The Palo Alto car company said in an asterisk attached to its online Model S specifications sheet that the new performance levels can be achieved with a free software upgrade.
The upgrade applies to Tesla’s more powerful Model S 85D, which has a more powerful battery and longer range than the base Model S and produces roughly the same 380 horsepower from a dual motor that distributes power to both front and rear wheels.
But it also applies to the P85D, which is a Model S outfitted with the larger battery and dual motor paired with a performance package that produces 691 horsepower -- 221 horsepower at the front wheels, 470 horsepower at the rear.
Heretofore, the 85D and P85D had been electronically limited to 130 mph.
The 85D starts at $85,570 and the P85D at $106,570, before rebates -- somewhat above the $74,570 MSRP for the entry-level Model S.
The online statement reads, in part:

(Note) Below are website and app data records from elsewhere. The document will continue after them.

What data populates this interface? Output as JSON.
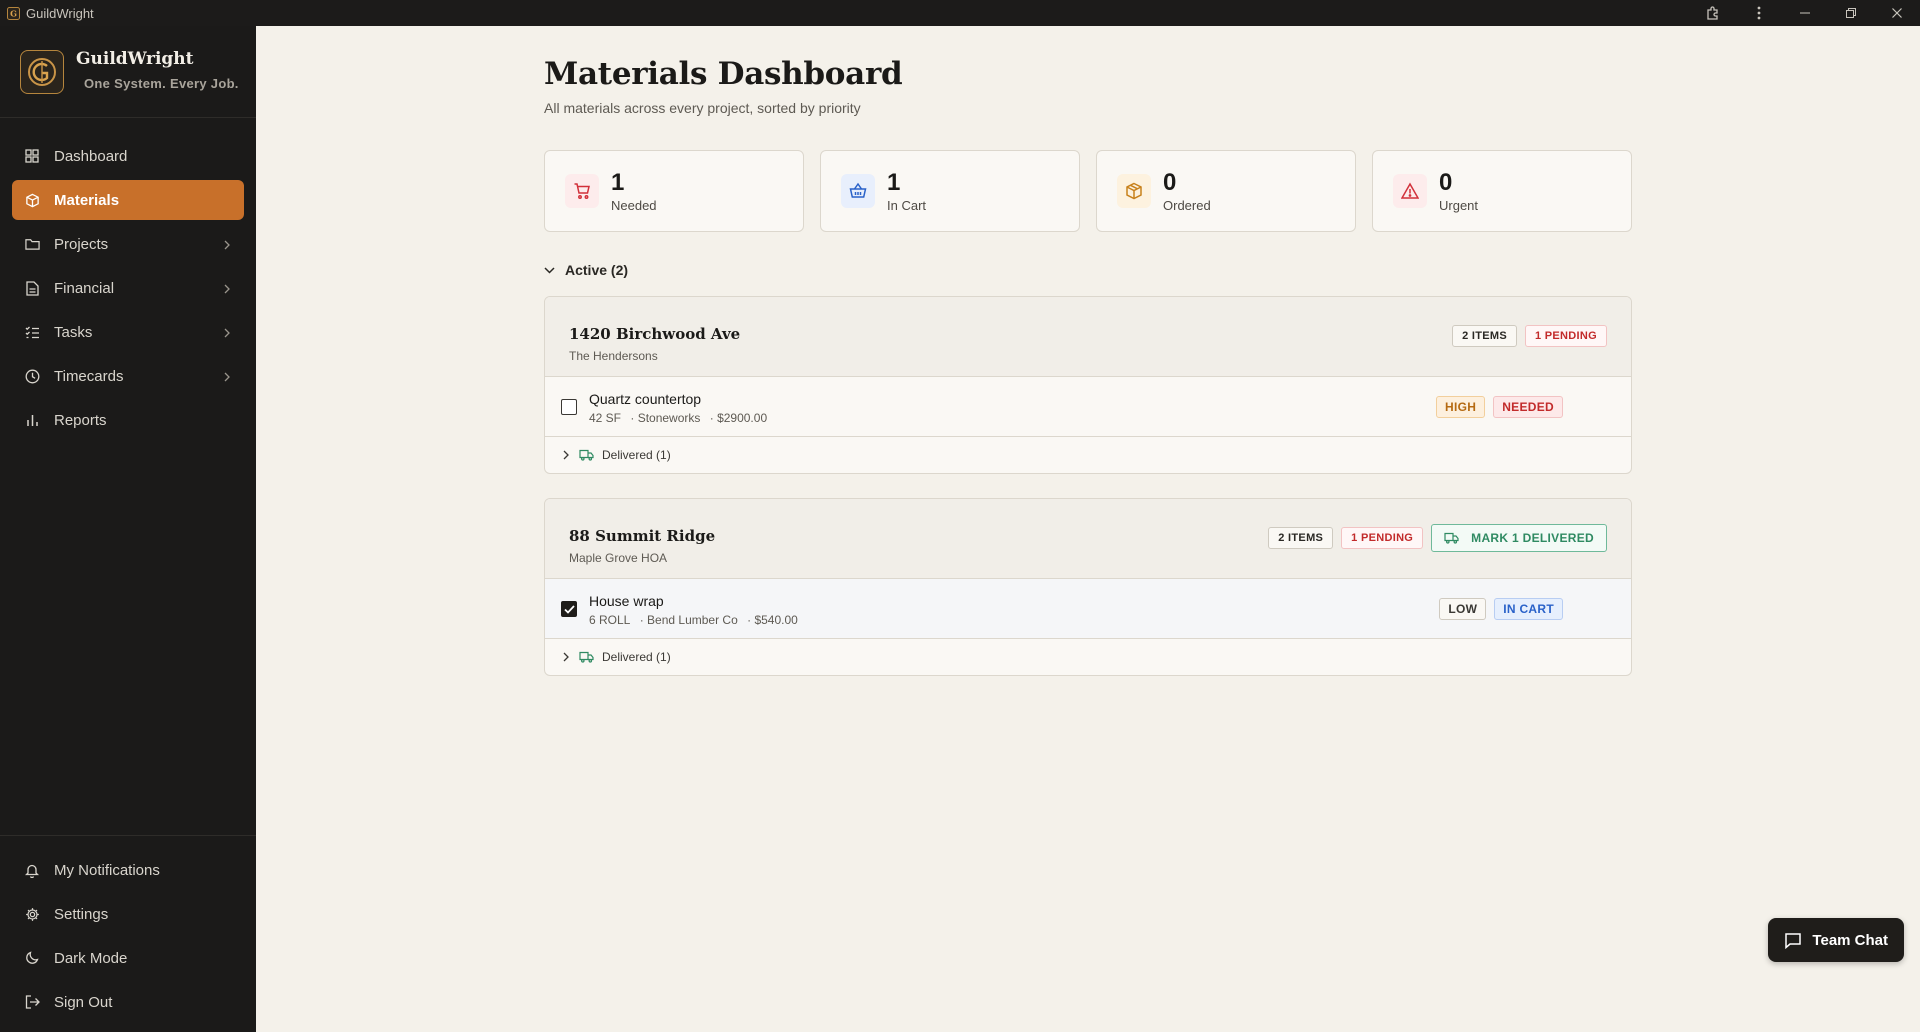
{
  "window": {
    "title": "GuildWright"
  },
  "brand": {
    "name": "GuildWright",
    "tagline": "One System. Every Job."
  },
  "nav": [
    {
      "label": "Dashboard",
      "icon": "dashboard-icon"
    },
    {
      "label": "Materials",
      "icon": "package-icon",
      "active": true
    },
    {
      "label": "Projects",
      "icon": "folder-icon",
      "has_children": true
    },
    {
      "label": "Financial",
      "icon": "document-icon",
      "has_children": true
    },
    {
      "label": "Tasks",
      "icon": "list-icon",
      "has_children": true
    },
    {
      "label": "Timecards",
      "icon": "clock-icon",
      "has_children": true
    },
    {
      "label": "Reports",
      "icon": "bar-chart-icon"
    }
  ],
  "bottom_nav": [
    {
      "label": "My Notifications",
      "icon": "bell-icon"
    },
    {
      "label": "Settings",
      "icon": "gear-icon"
    },
    {
      "label": "Dark Mode",
      "icon": "moon-icon"
    },
    {
      "label": "Sign Out",
      "icon": "sign-out-icon"
    }
  ],
  "page": {
    "title": "Materials Dashboard",
    "subtitle": "All materials across every project, sorted by priority"
  },
  "stats": [
    {
      "value": "1",
      "label": "Needed",
      "icon": "cart-icon",
      "color": "#d2303a",
      "bg": "#fdecec"
    },
    {
      "value": "1",
      "label": "In Cart",
      "icon": "basket-icon",
      "color": "#2a62c9",
      "bg": "#e8effc"
    },
    {
      "value": "0",
      "label": "Ordered",
      "icon": "box-icon",
      "color": "#c8811c",
      "bg": "#fdf2df"
    },
    {
      "value": "0",
      "label": "Urgent",
      "icon": "alert-icon",
      "color": "#d2303a",
      "bg": "#fdecec"
    }
  ],
  "section": {
    "label": "Active (2)"
  },
  "projects": [
    {
      "name": "1420 Birchwood Ave",
      "client": "The Hendersons",
      "items_badge": "2 ITEMS",
      "pending_badge": "1 PENDING",
      "action": "",
      "item": {
        "name": "Quartz countertop",
        "qty": "42 SF",
        "vendor": "· Stoneworks",
        "price": "· $2900.00",
        "priority": "HIGH",
        "status": "NEEDED",
        "checked": false
      },
      "delivered": "Delivered (1)"
    },
    {
      "name": "88 Summit Ridge",
      "client": "Maple Grove HOA",
      "items_badge": "2 ITEMS",
      "pending_badge": "1 PENDING",
      "action": "MARK 1 DELIVERED",
      "item": {
        "name": "House wrap",
        "qty": "6 ROLL",
        "vendor": "· Bend Lumber Co",
        "price": "· $540.00",
        "priority": "LOW",
        "status": "IN CART",
        "checked": true
      },
      "delivered": "Delivered (1)"
    }
  ],
  "team_chat": {
    "label": "Team Chat"
  },
  "colors": {
    "accent": "#c8702a",
    "sidebar_bg": "#1b1a19",
    "page_bg": "#f4f1ea"
  }
}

“The P85D top speed is currently electronically limited to 130 mph. In the coming months, we will be able to upgrade the car free of charge to enable a 155 mph top speed. This free update will be available for the lifetime of the car (not limited to the first owner). Additionally, an over-the-air firmware upgrade to the power electronics will improve P85D performance at high speed above what anyone outside Tesla has experienced to date.”
That last bit is apparently a reference to performance issues that some testers had with the P85D’s torque.

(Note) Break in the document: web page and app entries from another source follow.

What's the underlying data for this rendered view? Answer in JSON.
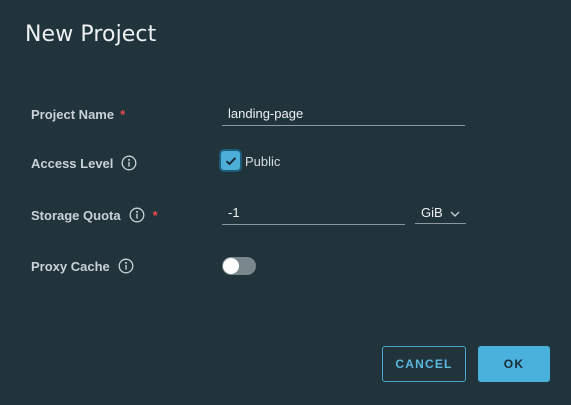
{
  "dialog": {
    "title": "New Project"
  },
  "form": {
    "project_name": {
      "label": "Project Name",
      "required_mark": "*",
      "value": "landing-page"
    },
    "access_level": {
      "label": "Access Level",
      "info_icon": "info-icon",
      "checkbox_label": "Public",
      "checked": true
    },
    "storage_quota": {
      "label": "Storage Quota",
      "info_icon": "info-icon",
      "required_mark": "*",
      "value": "-1",
      "unit": "GiB"
    },
    "proxy_cache": {
      "label": "Proxy Cache",
      "info_icon": "info-icon",
      "enabled": false
    }
  },
  "actions": {
    "cancel_label": "CANCEL",
    "ok_label": "OK"
  },
  "colors": {
    "background": "#21333b",
    "accent": "#49b1dc",
    "required": "#e84a4a"
  }
}
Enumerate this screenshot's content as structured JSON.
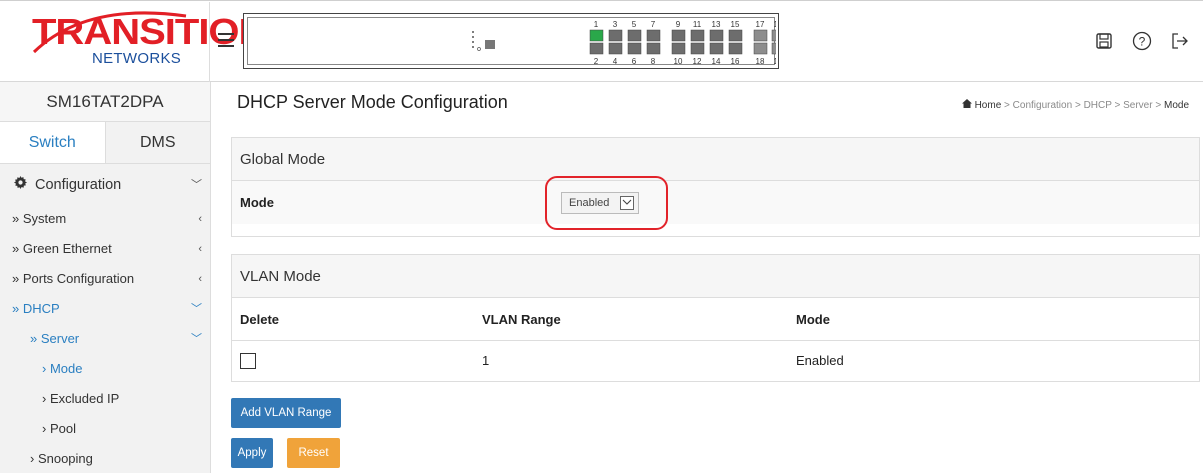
{
  "header": {
    "logo_main": "TRANSITION",
    "logo_sub": "NETWORKS",
    "port_labels_top": [
      "1",
      "3",
      "5",
      "7",
      "9",
      "11",
      "13",
      "15",
      "17",
      "17"
    ],
    "port_labels_bottom": [
      "2",
      "4",
      "6",
      "8",
      "10",
      "12",
      "14",
      "16",
      "18",
      "18"
    ],
    "icons": [
      "save-icon",
      "help-icon",
      "logout-icon"
    ]
  },
  "sidebar": {
    "device_name": "SM16TAT2DPA",
    "tabs": [
      "Switch",
      "DMS"
    ],
    "items": [
      {
        "label": "Configuration",
        "arrow": "﹀"
      },
      {
        "label": "» System",
        "arrow": "‹"
      },
      {
        "label": "» Green Ethernet",
        "arrow": "‹"
      },
      {
        "label": "» Ports Configuration",
        "arrow": "‹"
      },
      {
        "label": "» DHCP",
        "arrow": "﹀"
      },
      {
        "label": "» Server",
        "arrow": "﹀"
      },
      {
        "label": "› Mode",
        "arrow": ""
      },
      {
        "label": "› Excluded IP",
        "arrow": ""
      },
      {
        "label": "› Pool",
        "arrow": ""
      },
      {
        "label": "› Snooping",
        "arrow": ""
      }
    ]
  },
  "main": {
    "title": "DHCP Server Mode Configuration",
    "breadcrumb": {
      "home": "Home",
      "path": [
        "Configuration",
        "DHCP",
        "Server"
      ],
      "current": "Mode",
      "sep": ">"
    },
    "global_mode": {
      "heading": "Global Mode",
      "label": "Mode",
      "value": "Enabled"
    },
    "vlan_mode": {
      "heading": "VLAN Mode",
      "columns": [
        "Delete",
        "VLAN Range",
        "Mode"
      ],
      "rows": [
        {
          "range": "1",
          "mode": "Enabled"
        }
      ]
    },
    "buttons": {
      "add": "Add VLAN Range",
      "apply": "Apply",
      "reset": "Reset"
    }
  }
}
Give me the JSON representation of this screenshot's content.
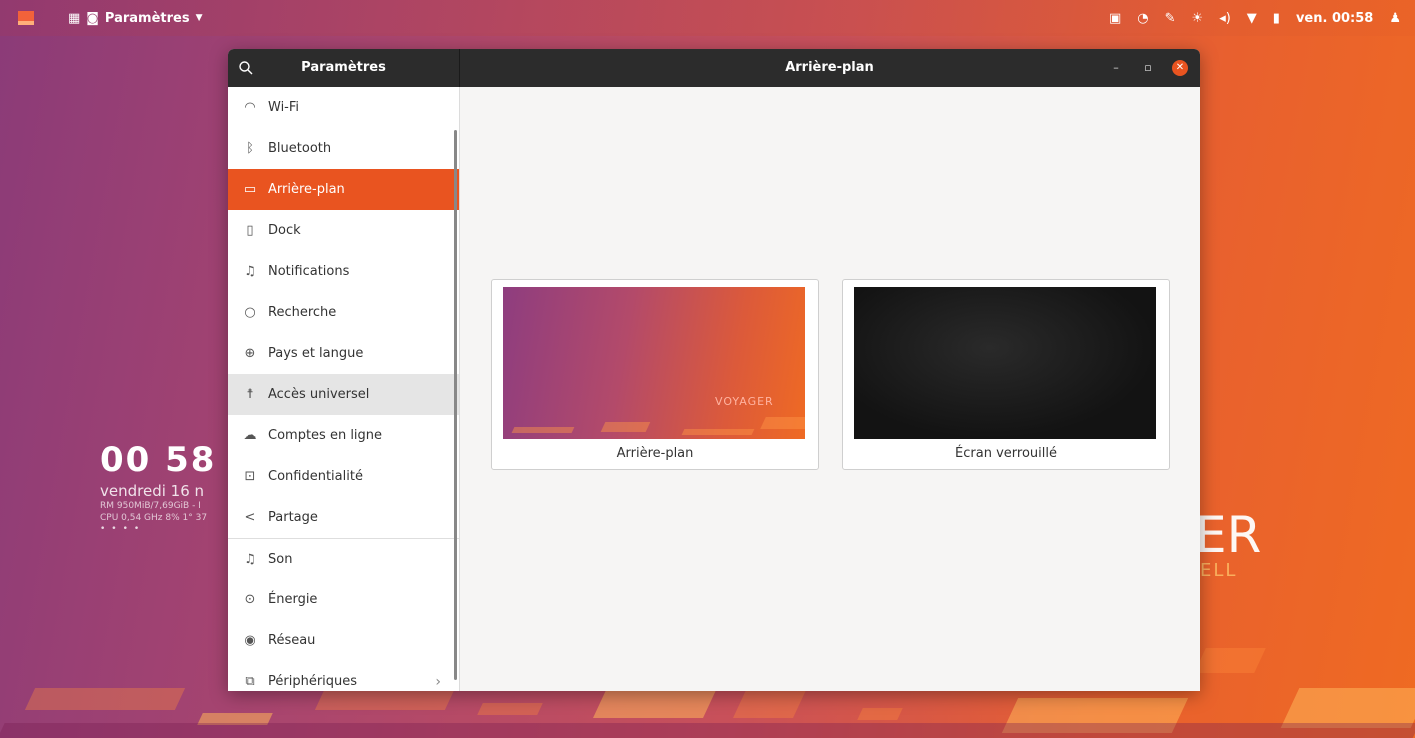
{
  "topbar": {
    "app_name": "Paramètres",
    "clock": "ven. 00:58"
  },
  "desktop": {
    "conky_time": "00 58",
    "conky_date": "vendredi 16 n",
    "conky_ram": "RM 950MiB/7,69GiB - I",
    "conky_cpu": "CPU 0,54 GHz 8% 1° 37",
    "watermark": "ER",
    "watermark_sub": "ELL"
  },
  "window": {
    "sidebar_title": "Paramètres",
    "title": "Arrière-plan"
  },
  "sidebar": {
    "items": [
      {
        "label": "Wi-Fi",
        "icon": "wifi-icon"
      },
      {
        "label": "Bluetooth",
        "icon": "bluetooth-icon"
      },
      {
        "label": "Arrière-plan",
        "icon": "background-icon"
      },
      {
        "label": "Dock",
        "icon": "dock-icon"
      },
      {
        "label": "Notifications",
        "icon": "bell-icon"
      },
      {
        "label": "Recherche",
        "icon": "search-icon"
      },
      {
        "label": "Pays et langue",
        "icon": "globe-icon"
      },
      {
        "label": "Accès universel",
        "icon": "accessibility-icon"
      },
      {
        "label": "Comptes en ligne",
        "icon": "cloud-icon"
      },
      {
        "label": "Confidentialité",
        "icon": "lock-icon"
      },
      {
        "label": "Partage",
        "icon": "share-icon"
      },
      {
        "label": "Son",
        "icon": "music-note-icon"
      },
      {
        "label": "Énergie",
        "icon": "power-icon"
      },
      {
        "label": "Réseau",
        "icon": "network-icon"
      },
      {
        "label": "Périphériques",
        "icon": "devices-icon"
      }
    ]
  },
  "content": {
    "cards": [
      {
        "label": "Arrière-plan",
        "thumb_text": "VOYAGER"
      },
      {
        "label": "Écran verrouillé"
      }
    ]
  },
  "colors": {
    "accent": "#e95420",
    "headerbar": "#2c2c2c"
  }
}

An independent dynamometer test, reported this week on the auto blog Drag Times, put the dual-motor P85D’s torque level at an astonishing 864 pound-feet.
But Drag Times also found the vehicle had difficulty maintaining that torque level. The Tesla phrasing about improving performance at high speed “above what anyone outside Tesla has experienced” seems to address that.
The “over-the-air firmware upgrade” could mean an improved zero to 60 score, too.